with Steve McCarthy
Driving alone along backroads can be fun, but it gets lonely out there.
Working on the Auld Crate alone can be a zen experience.
But, sometimes, you need help.
Eating alone is never fun. Drinking alone is even less fun, and a bit pathetic.
Swapping stories with yourself is just plain weird.
Friends who share your passion for good cars, good roads, good food, good drink, and good lies are what make it all worth it. All the banged knuckles, all the achy muscles, all the sunburn, all the wet, all the bloated feeling, all the hangovers. It’s sharing these with friends that makes it all worthwhile.
The car hobby, in all its variety, like most other endeavors, is full of characters, fanatics, oddballs, and weirdos. What’s especially great about the car hobby is the willingness of others to share. To help. To offer up the shirt off their collective backs, to offer to tow your broken darling, to “loan” you vital parts to keep your’s going, to even save your life. Money never changes hands, it would be an insult to offer. You give back to them or to others. It all balances out without anyone keeping track.

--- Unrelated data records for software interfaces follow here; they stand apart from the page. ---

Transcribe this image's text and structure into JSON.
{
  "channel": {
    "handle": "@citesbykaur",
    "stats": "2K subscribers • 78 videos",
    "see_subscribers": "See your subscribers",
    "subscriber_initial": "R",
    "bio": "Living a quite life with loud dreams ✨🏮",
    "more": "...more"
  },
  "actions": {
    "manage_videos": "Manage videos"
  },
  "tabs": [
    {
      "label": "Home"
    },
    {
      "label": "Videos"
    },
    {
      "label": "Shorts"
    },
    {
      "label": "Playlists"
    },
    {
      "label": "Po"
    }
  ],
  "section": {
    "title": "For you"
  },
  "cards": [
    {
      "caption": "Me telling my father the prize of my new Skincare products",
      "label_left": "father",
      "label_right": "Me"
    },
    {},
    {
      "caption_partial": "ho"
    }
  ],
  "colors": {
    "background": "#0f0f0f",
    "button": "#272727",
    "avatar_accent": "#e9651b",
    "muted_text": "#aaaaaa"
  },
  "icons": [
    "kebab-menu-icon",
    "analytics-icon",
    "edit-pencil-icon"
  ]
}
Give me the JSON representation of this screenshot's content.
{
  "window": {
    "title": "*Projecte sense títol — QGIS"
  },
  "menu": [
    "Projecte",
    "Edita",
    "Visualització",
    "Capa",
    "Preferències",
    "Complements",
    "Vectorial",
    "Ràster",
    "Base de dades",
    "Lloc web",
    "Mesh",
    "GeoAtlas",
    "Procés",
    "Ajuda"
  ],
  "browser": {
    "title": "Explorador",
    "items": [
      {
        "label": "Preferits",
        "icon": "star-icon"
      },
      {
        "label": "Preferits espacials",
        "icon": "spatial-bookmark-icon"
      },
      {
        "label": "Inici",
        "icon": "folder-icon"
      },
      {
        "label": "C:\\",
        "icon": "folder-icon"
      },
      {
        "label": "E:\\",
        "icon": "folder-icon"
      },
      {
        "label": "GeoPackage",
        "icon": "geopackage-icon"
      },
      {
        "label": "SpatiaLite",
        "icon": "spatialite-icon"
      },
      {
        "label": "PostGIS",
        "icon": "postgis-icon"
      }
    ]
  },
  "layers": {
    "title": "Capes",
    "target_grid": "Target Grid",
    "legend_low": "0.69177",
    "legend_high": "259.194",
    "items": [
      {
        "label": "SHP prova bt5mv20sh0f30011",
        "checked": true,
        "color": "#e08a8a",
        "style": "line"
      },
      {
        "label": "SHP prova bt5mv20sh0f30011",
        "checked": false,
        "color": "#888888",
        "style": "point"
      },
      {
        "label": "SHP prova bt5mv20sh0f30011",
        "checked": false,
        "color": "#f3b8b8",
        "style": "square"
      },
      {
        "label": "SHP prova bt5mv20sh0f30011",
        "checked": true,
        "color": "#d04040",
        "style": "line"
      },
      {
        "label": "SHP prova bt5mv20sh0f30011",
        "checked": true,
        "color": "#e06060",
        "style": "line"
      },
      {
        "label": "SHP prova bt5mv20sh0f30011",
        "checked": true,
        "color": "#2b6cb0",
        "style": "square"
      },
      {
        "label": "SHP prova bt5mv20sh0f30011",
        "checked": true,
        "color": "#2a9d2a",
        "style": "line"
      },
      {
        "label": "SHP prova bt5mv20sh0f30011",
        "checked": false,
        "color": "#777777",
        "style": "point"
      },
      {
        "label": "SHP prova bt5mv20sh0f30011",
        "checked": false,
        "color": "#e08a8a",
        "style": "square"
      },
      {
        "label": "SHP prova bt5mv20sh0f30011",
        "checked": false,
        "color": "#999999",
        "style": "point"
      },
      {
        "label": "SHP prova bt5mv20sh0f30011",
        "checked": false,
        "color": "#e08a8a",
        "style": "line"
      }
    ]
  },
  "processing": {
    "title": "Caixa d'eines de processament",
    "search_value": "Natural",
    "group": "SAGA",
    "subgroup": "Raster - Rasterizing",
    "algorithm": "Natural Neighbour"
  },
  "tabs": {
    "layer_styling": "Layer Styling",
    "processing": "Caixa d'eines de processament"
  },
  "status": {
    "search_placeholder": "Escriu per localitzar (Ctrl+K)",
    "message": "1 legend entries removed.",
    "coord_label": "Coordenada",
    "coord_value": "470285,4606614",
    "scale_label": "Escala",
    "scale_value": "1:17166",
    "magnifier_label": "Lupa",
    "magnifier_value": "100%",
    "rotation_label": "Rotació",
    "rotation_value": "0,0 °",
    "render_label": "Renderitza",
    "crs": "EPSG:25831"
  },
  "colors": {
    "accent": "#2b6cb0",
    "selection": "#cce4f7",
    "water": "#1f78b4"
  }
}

Like all of us, I’ve experienced all of the above. My XJ6 threw a rod bearing on the way to Willow Springs and the guy who ran Cal Club’s Tow 1 hauled me and my broken Kitty home. I used a transmission from the broken TR4 race car in the Blue Meanie while mine got fixed (this was back when the TR was my only car). Working as a course worker for Cal Club, I’ve had my ass saved and saved a few myself. We’ve stopped to help with flat tires and had help lashing up a broken leaf spring. Recently, an old customer from my BAP/Geon days rebuilt the engine in Daughter #3’s 914. Only wanted the money for the parts. He DID however, accept the common Car Guy Currency, a Case of Beer. Actually, it was two cases, he had a helper. Also recently, we had a dozen people over to get the engine and trans back in the TR. We fed them a huge pot of chili and, yes, beer. We’ve swapped the same stories so many times, we could just number them. They all seem to start: “So there I/we was/were…”
“Ah, great time, how about #369?”
On the road, you make friends of the moment, and sometimes, especially with the internet, friends for life. Take that couple who drove their Austin 7 through LA on the way to Tierra del Fuego. We’re still in contact and plan on meeting up with them on our Epic Tour of the Isles in ’16. The chance meeting at a rest stop, the brief conversation at a bar, any of the random encounters along the road. All of these make the day a better one. They make your life a better one.
So here’s a raised glass of Glenfiddich for my friends. Those I’ve known who are gone, those I’ve known who were just passing through, the ones I’ve known for days, the ones I’ve known for decades. I won’t embarrass you by naming names, the statute of limitations may not have run out, but you know who you are.